Blood, sweat and tears on the sets of the Telugu film industry

The actor Sneha rests on the set of the Telugu film Adivishnu (God Almighty) in Hyderabad in March 2008. She debuted in a Malayalam film and went on to win a Filmfare Award in 2002 for Best Supporting Actress in a Tamil film. VII
The actor Sneha rests on the set of the Telugu film Adivishnu (God Almighty) in Hyderabad in March 2008. She debuted in a Malayalam film and went on to win a Filmfare Award in 2002 for Best Supporting Actress in a Tamil film. VII
01 August, 2013

ANDHRA PRADESH WAS NOT ALWAYS home to Telugu movies. When the Telugu film industry began life in the 1920s, starting with Raghupathi Venkaiah Naidu’s Bhisma Pratighna in 1921, and leading up to the first talkie, Bhakta Prahlada, in 1931, most Telugu films were shot in studios in Bombay and Calcutta—the centres of pioneering Indian film industries—and shown in the Tamil-majority Madras Presidency. The first Telugu film studio in Madras, Vel Pictures, was established in the 1930s. Vel Pictures marked the beginning of film production, if not quite at home, then in the metropolis closest to the Telugu-speaking areas of South India.

At the time, many of these districts were still bound by the zamindari system. Wealthy landed families from the area would soon begin to invest in the new industry—Saradhi Studios, Hyderabad’s first film production studio, was built by one such family. In 1948, film production in newly independent India experienced an economic boom, which led to more production houses, studios and cinema halls opening across the country, including the area which became Andhra Pradesh in 1956, when the States Reorganisation Act merged the linguistically similar regions of Telangana—the Telugu speaking parts of what used to be Hyderabad state—and Andhra, the northern districts of the Madras State, into one new state.

All this while, the city of Madras had remained the centre of the Telugu film industry. This had troubled people like Gudavalli Ramabrahmam, filmmaker and early patriot, whose seminal Telugu movies in the 1930s had advocated for social reform and critiqued the zamindari system, which, ironically, had financed some of these very films. Film scholar SV Srinivas writes that Ramabrahmam was concerned that Madras was not an appropriate centre for Telugu cinema. The lack of movie halls in Telugu-speaking Andhra Pradesh, he complained, was bad enough, but the greater problem was that people in Madras simply did not have the appetite for Telugu cinema. He believed Telugu films were not profitable in Madras; this was linked to the fact that they were void of something distinct, a ‘Teluguness’ that defined the Andhra spirit. They needed their own Telugu film studio, in Andhra Pradesh.

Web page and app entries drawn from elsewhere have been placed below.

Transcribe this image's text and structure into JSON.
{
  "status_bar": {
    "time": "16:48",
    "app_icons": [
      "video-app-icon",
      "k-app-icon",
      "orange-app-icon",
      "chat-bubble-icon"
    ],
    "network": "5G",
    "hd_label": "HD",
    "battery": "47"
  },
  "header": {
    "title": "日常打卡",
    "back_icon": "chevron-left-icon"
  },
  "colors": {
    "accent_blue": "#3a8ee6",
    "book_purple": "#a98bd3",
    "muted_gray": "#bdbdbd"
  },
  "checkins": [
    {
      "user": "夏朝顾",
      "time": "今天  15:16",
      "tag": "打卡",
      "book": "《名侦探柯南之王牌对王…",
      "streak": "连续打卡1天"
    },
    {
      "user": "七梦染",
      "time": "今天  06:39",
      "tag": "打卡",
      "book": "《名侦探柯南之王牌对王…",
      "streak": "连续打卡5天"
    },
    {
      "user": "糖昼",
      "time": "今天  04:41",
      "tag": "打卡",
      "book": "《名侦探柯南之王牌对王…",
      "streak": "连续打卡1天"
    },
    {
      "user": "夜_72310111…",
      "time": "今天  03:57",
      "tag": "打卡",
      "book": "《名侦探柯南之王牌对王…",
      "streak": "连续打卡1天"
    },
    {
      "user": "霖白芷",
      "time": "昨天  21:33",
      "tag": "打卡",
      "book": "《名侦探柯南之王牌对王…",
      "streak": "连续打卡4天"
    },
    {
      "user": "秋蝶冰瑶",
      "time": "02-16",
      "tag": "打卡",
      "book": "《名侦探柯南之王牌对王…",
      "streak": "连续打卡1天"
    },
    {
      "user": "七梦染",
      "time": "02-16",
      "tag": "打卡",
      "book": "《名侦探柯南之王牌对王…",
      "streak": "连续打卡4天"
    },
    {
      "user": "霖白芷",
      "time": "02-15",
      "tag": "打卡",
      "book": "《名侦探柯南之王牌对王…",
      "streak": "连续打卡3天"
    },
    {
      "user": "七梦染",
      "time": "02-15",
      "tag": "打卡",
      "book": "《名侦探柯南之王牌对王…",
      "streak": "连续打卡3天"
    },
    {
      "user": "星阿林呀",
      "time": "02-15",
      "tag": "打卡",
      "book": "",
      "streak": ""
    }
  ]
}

And so, in the fifties, the great shift began with the founding of Saradhi Studios. Over 300 Telugu films were made in that decade. Today, Andhra Pradesh is the second largest producer of films in India. The Hindi film industry released 206 films in 2011—the highest producer that year. The Telugu industry released 192 films the same year, while the Tamil industry released 185.

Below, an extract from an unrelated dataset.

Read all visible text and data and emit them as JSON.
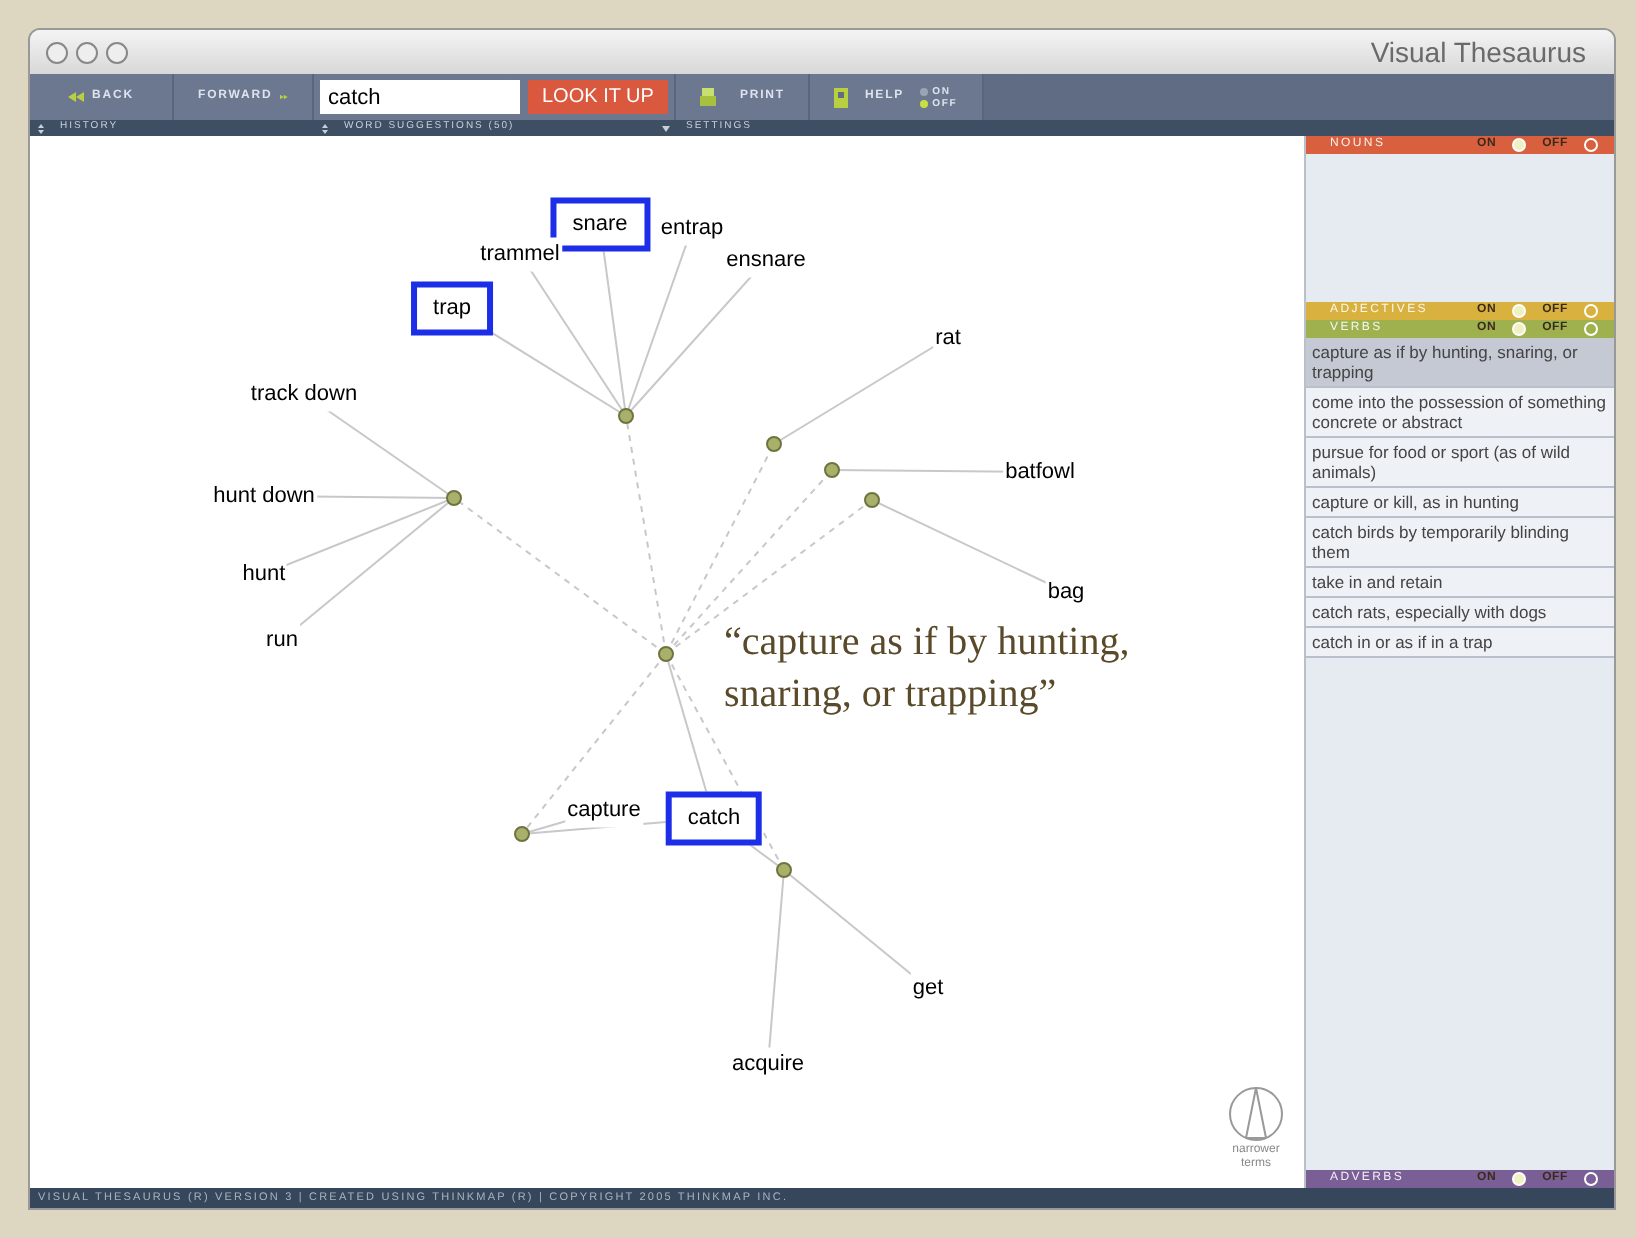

In 2008, photographer Stefano de Luigi travelled to Hyderabad to photograph the making of Telugu films in two of the industry’s landmark locations: Ramoji Film City and Annapurna Studios. De Luigi’s photographs blur the line between fiction and reality. These images are not just behind-the-scenes film stills. Elements like the silhouetted film unit in the obscure foreground of some of the photographs lend the images a documentary feel, but the dramatic lighting and the imitation of the cinematic frame give them a sense of being staged, or artificial.

Despite the Telugu industry’s shift to Hyderabad, and the advanced resources available there for filming and post-production, some filmmakers still choose to record music for Telugu films in Chennai. Earlier this year, the Andhra Pradesh Film, TV and Theatre Development Corporation announced that they had marked a deadline, 15 August, by which they expected all music directors and producers outside Andhra Pradesh to complete the pieces they are working on for Telugu films. Following this, any recordings produced for a Telugu film are to be carried out within Andhra Pradesh. Filmmakers who comply with this regulation will pay an entertainment tax of only 12 percent, while those who fail to comply will have to pay a tax of 24 percent.

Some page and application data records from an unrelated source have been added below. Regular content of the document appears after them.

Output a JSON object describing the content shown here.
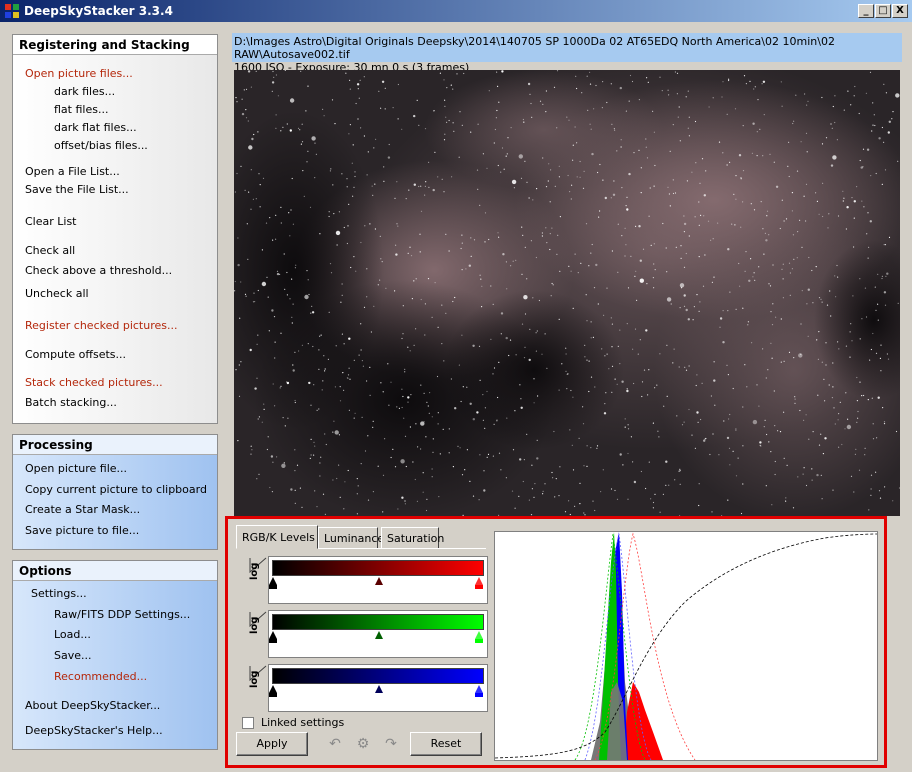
{
  "window": {
    "title": "DeepSkyStacker 3.3.4",
    "minimize": "_",
    "maximize": "□",
    "close": "X"
  },
  "registering": {
    "header": "Registering and Stacking",
    "open_picture_files": "Open picture files...",
    "dark_files": "dark files...",
    "flat_files": "flat files...",
    "dark_flat_files": "dark flat files...",
    "offset_bias_files": "offset/bias files...",
    "open_file_list": "Open a File List...",
    "save_file_list": "Save the File List...",
    "clear_list": "Clear List",
    "check_all": "Check all",
    "check_above_threshold": "Check above a threshold...",
    "uncheck_all": "Uncheck all",
    "register_checked": "Register checked pictures...",
    "compute_offsets": "Compute offsets...",
    "stack_checked": "Stack checked pictures...",
    "batch_stacking": "Batch stacking..."
  },
  "processing": {
    "header": "Processing",
    "open_picture_file": "Open picture file...",
    "copy_to_clipboard": "Copy current picture to clipboard",
    "create_star_mask": "Create a Star Mask...",
    "save_picture": "Save picture to file..."
  },
  "options": {
    "header": "Options",
    "settings": "Settings...",
    "raw_fits": "Raw/FITS DDP Settings...",
    "load": "Load...",
    "save": "Save...",
    "recommended": "Recommended...",
    "about": "About DeepSkyStacker...",
    "help": "DeepSkyStacker's Help..."
  },
  "file_info": {
    "path": "D:\\Images Astro\\Digital Originals Deepsky\\2014\\140705 SP 1000Da 02 AT65EDQ North America\\02 10min\\02 RAW\\Autosave002.tif",
    "details": "1600 ISO - Exposure: 30 mn 0 s (3 frames)"
  },
  "levels": {
    "tabs": [
      "RGB/K Levels",
      "Luminance",
      "Saturation"
    ],
    "log_label": "log",
    "linked_settings": "Linked settings",
    "apply": "Apply",
    "reset": "Reset",
    "channels": [
      {
        "name": "red",
        "color": "#ff0000"
      },
      {
        "name": "green",
        "color": "#00ff00"
      },
      {
        "name": "blue",
        "color": "#0000ff"
      }
    ]
  },
  "colors": {
    "accent_red": "#b4270b",
    "frame_red": "#e00000",
    "title_blue": "#0a246a",
    "info_blue": "#a6caf0"
  }
}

The AP Cine Musicians Association intends to help enforce this rule. RP Patnaik, honorary president of AP Cine Musicians Association, told the Times of India, “We have enough musicians here and there are several talented singers. Our effort from now on will be to see that local musicians and technicians only get to work for Telugu films.” In an effort to capitalise on local talent, Telugu cinema continues its journey from Tamil Nadu to Hyderabad.

Text by Sukruti Anah Staneley